What you have to do: Set down all of the data again, character for character.

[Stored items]

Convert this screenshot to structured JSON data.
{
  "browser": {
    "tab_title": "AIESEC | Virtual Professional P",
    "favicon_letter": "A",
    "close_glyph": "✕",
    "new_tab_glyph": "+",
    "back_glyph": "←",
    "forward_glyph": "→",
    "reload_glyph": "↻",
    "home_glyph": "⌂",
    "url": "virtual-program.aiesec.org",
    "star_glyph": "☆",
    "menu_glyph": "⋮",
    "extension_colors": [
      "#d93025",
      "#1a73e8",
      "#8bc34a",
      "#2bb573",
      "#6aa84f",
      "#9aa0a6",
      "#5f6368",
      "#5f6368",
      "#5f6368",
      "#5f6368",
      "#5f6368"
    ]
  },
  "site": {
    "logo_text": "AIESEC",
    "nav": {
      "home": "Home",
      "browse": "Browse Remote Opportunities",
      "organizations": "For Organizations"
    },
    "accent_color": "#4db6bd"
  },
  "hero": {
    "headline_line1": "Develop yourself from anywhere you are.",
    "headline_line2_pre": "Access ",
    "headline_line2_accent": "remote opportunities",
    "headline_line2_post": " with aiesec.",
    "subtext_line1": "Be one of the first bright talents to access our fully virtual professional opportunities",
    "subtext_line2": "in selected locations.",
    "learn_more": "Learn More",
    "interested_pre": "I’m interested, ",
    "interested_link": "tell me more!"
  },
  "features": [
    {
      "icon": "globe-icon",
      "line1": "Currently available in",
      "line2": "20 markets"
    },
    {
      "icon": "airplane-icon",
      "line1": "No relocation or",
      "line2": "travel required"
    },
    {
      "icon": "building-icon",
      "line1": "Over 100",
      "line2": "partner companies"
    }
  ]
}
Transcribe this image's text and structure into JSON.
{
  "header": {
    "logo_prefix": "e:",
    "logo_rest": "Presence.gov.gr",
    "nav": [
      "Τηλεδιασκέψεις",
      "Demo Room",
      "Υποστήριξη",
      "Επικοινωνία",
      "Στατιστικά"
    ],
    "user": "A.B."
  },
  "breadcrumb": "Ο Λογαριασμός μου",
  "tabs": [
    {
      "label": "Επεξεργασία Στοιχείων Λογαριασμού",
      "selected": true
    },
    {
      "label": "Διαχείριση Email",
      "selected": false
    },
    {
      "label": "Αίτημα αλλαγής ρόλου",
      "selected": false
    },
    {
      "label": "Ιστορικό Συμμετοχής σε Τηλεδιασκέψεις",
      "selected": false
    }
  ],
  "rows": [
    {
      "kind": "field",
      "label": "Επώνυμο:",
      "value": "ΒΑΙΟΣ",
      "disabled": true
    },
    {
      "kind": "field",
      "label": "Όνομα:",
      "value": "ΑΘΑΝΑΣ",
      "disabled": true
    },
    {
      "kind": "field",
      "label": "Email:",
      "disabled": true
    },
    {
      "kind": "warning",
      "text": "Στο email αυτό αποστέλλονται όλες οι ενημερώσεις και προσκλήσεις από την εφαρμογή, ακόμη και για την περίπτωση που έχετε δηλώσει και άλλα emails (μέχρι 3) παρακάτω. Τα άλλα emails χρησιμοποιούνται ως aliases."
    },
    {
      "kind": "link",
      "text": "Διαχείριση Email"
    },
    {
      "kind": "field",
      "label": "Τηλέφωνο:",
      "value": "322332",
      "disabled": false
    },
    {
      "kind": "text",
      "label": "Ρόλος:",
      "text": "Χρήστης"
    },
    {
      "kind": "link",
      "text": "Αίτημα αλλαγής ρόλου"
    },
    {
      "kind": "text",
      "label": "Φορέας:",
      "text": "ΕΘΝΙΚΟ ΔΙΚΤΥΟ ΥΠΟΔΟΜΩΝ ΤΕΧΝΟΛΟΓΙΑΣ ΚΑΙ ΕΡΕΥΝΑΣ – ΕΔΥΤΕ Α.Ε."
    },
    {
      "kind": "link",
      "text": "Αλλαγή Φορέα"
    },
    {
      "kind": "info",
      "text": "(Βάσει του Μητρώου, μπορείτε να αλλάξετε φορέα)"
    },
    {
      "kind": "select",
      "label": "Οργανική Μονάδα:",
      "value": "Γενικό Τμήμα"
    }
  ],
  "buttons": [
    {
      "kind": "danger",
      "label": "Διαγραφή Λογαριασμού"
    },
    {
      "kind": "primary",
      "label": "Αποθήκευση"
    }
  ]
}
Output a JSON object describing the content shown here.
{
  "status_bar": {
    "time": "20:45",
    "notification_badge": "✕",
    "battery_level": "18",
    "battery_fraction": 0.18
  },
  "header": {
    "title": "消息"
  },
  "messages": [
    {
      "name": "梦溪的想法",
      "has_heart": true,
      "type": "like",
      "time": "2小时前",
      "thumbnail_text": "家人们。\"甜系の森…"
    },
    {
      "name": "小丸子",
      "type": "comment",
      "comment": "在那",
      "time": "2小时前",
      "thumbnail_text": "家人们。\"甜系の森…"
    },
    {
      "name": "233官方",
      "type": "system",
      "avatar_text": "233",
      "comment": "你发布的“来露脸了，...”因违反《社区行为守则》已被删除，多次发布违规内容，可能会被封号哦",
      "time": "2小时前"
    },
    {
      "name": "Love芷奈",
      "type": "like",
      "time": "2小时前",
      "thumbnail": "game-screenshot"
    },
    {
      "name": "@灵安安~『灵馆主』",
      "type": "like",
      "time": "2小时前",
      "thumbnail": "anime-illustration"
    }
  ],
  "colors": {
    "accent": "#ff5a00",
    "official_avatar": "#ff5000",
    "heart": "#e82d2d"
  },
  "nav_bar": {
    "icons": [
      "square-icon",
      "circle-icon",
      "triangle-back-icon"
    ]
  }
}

Worked solution:
Convert this screenshot to structured JSON data.
{
  "browser": {
    "tab_title": "AIESEC | Virtual Professional P",
    "favicon_letter": "A",
    "close_glyph": "✕",
    "new_tab_glyph": "+",
    "back_glyph": "←",
    "forward_glyph": "→",
    "reload_glyph": "↻",
    "home_glyph": "⌂",
    "url": "virtual-program.aiesec.org",
    "star_glyph": "☆",
    "menu_glyph": "⋮",
    "extension_colors": [
      "#d93025",
      "#1a73e8",
      "#8bc34a",
      "#2bb573",
      "#6aa84f",
      "#9aa0a6",
      "#5f6368",
      "#5f6368",
      "#5f6368",
      "#5f6368",
      "#5f6368"
    ]
  },
  "site": {
    "logo_text": "AIESEC",
    "nav": {
      "home": "Home",
      "browse": "Browse Remote Opportunities",
      "organizations": "For Organizations"
    },
    "accent_color": "#4db6bd"
  },
  "hero": {
    "headline_line1": "Develop yourself from anywhere you are.",
    "headline_line2_pre": "Access ",
    "headline_line2_accent": "remote opportunities",
    "headline_line2_post": " with aiesec.",
    "subtext_line1": "Be one of the first bright talents to access our fully virtual professional opportunities",
    "subtext_line2": "in selected locations.",
    "learn_more": "Learn More",
    "interested_pre": "I’m interested, ",
    "interested_link": "tell me more!"
  },
  "features": [
    {
      "icon": "globe-icon",
      "line1": "Currently available in",
      "line2": "20 markets"
    },
    {
      "icon": "airplane-icon",
      "line1": "No relocation or",
      "line2": "travel required"
    },
    {
      "icon": "building-icon",
      "line1": "Over 100",
      "line2": "partner companies"
    }
  ]
}
Transcribe this image's text and structure into JSON.
{
  "header": {
    "logo_prefix": "e:",
    "logo_rest": "Presence.gov.gr",
    "nav": [
      "Τηλεδιασκέψεις",
      "Demo Room",
      "Υποστήριξη",
      "Επικοινωνία",
      "Στατιστικά"
    ],
    "user": "A.B."
  },
  "breadcrumb": "Ο Λογαριασμός μου",
  "tabs": [
    {
      "label": "Επεξεργασία Στοιχείων Λογαριασμού",
      "selected": true
    },
    {
      "label": "Διαχείριση Email",
      "selected": false
    },
    {
      "label": "Αίτημα αλλαγής ρόλου",
      "selected": false
    },
    {
      "label": "Ιστορικό Συμμετοχής σε Τηλεδιασκέψεις",
      "selected": false
    }
  ],
  "rows": [
    {
      "kind": "field",
      "label": "Επώνυμο:",
      "value": "ΒΑΙΟΣ",
      "disabled": true
    },
    {
      "kind": "field",
      "label": "Όνομα:",
      "value": "ΑΘΑΝΑΣ",
      "disabled": true
    },
    {
      "kind": "field",
      "label": "Email:",
      "disabled": true
    },
    {
      "kind": "warning",
      "text": "Στο email αυτό αποστέλλονται όλες οι ενημερώσεις και προσκλήσεις από την εφαρμογή, ακόμη και για την περίπτωση που έχετε δηλώσει και άλλα emails (μέχρι 3) παρακάτω. Τα άλλα emails χρησιμοποιούνται ως aliases."
    },
    {
      "kind": "link",
      "text": "Διαχείριση Email"
    },
    {
      "kind": "field",
      "label": "Τηλέφωνο:",
      "value": "322332",
      "disabled": false
    },
    {
      "kind": "text",
      "label": "Ρόλος:",
      "text": "Χρήστης"
    },
    {
      "kind": "link",
      "text": "Αίτημα αλλαγής ρόλου"
    },
    {
      "kind": "text",
      "label": "Φορέας:",
      "text": "ΕΘΝΙΚΟ ΔΙΚΤΥΟ ΥΠΟΔΟΜΩΝ ΤΕΧΝΟΛΟΓΙΑΣ ΚΑΙ ΕΡΕΥΝΑΣ – ΕΔΥΤΕ Α.Ε."
    },
    {
      "kind": "link",
      "text": "Αλλαγή Φορέα"
    },
    {
      "kind": "info",
      "text": "(Βάσει του Μητρώου, μπορείτε να αλλάξετε φορέα)"
    },
    {
      "kind": "select",
      "label": "Οργανική Μονάδα:",
      "value": "Γενικό Τμήμα"
    }
  ],
  "buttons": [
    {
      "kind": "danger",
      "label": "Διαγραφή Λογαριασμού"
    },
    {
      "kind": "primary",
      "label": "Αποθήκευση"
    }
  ]
}
Output a JSON object describing the content shown here.
{
  "status_bar": {
    "time": "20:45",
    "notification_badge": "✕",
    "battery_level": "18",
    "battery_fraction": 0.18
  },
  "header": {
    "title": "消息"
  },
  "messages": [
    {
      "name": "梦溪的想法",
      "has_heart": true,
      "type": "like",
      "time": "2小时前",
      "thumbnail_text": "家人们。\"甜系の森…"
    },
    {
      "name": "小丸子",
      "type": "comment",
      "comment": "在那",
      "time": "2小时前",
      "thumbnail_text": "家人们。\"甜系の森…"
    },
    {
      "name": "233官方",
      "type": "system",
      "avatar_text": "233",
      "comment": "你发布的“来露脸了，...”因违反《社区行为守则》已被删除，多次发布违规内容，可能会被封号哦",
      "time": "2小时前"
    },
    {
      "name": "Love芷奈",
      "type": "like",
      "time": "2小时前",
      "thumbnail": "game-screenshot"
    },
    {
      "name": "@灵安安~『灵馆主』",
      "type": "like",
      "time": "2小时前",
      "thumbnail": "anime-illustration"
    }
  ],
  "colors": {
    "accent": "#ff5a00",
    "official_avatar": "#ff5000",
    "heart": "#e82d2d"
  },
  "nav_bar": {
    "icons": [
      "square-icon",
      "circle-icon",
      "triangle-back-icon"
    ]
  }
}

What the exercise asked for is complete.